6. Remove Distractions from Your Bedroom
The state of your bedroom may be responsible for your sleep apnea. If you want to sleep better, make every effort possible to improve the state of your room.
Especially during the summer, heat is a prime distraction from a good night’s rest. Reduce the heat in your room for a more pleasant atmosphere. I’m too cheap for this, so I prefer a fan pointed towards my bed.
Nowadays many rooms are covered in blinking lights of electronic devices. Turn these away from your sight or hide them entirely. Their light could inhibit your rest.
Is the morning light waking you up too early?

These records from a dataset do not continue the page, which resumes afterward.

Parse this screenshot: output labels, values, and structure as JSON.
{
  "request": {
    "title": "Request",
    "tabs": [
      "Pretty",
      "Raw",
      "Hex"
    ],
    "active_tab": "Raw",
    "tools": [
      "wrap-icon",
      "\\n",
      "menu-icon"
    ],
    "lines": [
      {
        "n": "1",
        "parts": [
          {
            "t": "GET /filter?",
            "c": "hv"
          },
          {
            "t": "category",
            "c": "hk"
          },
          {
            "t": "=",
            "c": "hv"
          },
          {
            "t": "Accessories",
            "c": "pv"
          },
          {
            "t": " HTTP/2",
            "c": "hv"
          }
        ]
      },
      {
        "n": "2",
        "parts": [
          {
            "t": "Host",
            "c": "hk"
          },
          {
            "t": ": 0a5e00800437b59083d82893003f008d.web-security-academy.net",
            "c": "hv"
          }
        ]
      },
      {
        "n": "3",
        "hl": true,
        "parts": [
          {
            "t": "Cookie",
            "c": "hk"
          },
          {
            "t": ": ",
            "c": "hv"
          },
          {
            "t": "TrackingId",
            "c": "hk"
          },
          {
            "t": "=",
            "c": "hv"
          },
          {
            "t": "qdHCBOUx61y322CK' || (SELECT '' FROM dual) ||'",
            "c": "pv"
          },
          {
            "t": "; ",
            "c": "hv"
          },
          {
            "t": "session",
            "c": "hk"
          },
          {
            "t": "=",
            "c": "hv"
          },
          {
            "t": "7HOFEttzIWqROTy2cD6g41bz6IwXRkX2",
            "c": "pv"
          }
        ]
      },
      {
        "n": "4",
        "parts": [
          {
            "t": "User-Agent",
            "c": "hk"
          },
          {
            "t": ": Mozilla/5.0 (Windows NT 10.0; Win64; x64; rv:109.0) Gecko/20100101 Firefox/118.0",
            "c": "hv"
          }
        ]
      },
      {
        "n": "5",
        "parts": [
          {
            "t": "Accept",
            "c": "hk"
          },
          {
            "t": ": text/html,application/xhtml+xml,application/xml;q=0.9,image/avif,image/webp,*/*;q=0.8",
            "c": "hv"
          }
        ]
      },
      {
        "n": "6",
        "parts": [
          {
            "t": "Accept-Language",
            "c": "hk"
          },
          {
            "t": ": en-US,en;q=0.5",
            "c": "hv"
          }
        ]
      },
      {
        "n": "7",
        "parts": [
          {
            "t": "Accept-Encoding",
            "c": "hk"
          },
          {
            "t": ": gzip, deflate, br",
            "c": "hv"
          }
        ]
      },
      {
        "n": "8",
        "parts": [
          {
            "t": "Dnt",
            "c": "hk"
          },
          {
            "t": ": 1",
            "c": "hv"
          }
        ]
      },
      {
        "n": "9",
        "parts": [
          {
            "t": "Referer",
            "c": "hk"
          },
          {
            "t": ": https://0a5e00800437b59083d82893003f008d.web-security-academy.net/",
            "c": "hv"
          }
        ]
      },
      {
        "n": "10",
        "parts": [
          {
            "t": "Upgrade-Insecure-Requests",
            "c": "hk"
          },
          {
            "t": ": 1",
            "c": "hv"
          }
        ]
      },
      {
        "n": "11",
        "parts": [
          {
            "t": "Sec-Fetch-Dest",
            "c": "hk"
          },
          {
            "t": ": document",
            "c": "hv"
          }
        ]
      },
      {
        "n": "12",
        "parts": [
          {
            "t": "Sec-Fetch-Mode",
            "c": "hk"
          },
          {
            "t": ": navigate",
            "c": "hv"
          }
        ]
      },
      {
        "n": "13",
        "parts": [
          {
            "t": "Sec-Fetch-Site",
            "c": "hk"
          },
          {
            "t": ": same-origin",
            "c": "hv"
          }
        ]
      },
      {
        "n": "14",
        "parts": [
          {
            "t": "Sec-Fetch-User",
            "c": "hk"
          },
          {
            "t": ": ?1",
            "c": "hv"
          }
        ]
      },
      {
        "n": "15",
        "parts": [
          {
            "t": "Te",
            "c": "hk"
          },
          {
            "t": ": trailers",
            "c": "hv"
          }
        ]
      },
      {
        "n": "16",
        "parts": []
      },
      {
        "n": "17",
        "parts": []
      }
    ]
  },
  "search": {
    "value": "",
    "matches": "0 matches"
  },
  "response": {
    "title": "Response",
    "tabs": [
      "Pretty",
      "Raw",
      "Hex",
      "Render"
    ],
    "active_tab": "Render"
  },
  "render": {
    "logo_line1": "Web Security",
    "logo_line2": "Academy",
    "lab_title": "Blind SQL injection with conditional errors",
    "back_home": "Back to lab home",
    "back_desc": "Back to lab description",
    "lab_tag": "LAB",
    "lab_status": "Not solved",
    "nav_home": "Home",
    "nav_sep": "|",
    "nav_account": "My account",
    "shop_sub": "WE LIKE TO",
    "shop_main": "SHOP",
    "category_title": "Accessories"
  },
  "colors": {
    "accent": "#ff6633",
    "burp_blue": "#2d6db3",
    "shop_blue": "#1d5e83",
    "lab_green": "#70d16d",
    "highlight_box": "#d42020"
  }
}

If you find your sleep is cut short by daylight or sounds from outside, consider investing in blackout curtains.
7. Hit the Gym
Multiple studies have proven that regular exercise enhances sleep quality and reduces insomnia. In one study, participants experienced a 25% reduction in sleep apnea over a three month period.
Daily exercise is but another weapon to regulate the medley of chemicals and hormones that help our body come to a deep sleep. And as everyone knows, it’s a great way to burn off extra energy and ensure you’ll be tired when bedtime rolls around.
Take care not to exercise too close to your bedtime, however. Your body needs time to come down from its stimulated state.
Still Not Sleeping Well?
In many ways, sleeping is a skill like any other. Many of these methods rely on training your body to lull itself into a restful state. But for some people who suffer from chronic sleep apnea, these tips aren’t enough.
If you’re still suffering from poor sleep quality, medication can help. Speak to your doctor to discover if sleeping pills are right for you.
Looking for more health tips? Keep an eye on our health section to stay in-the-know.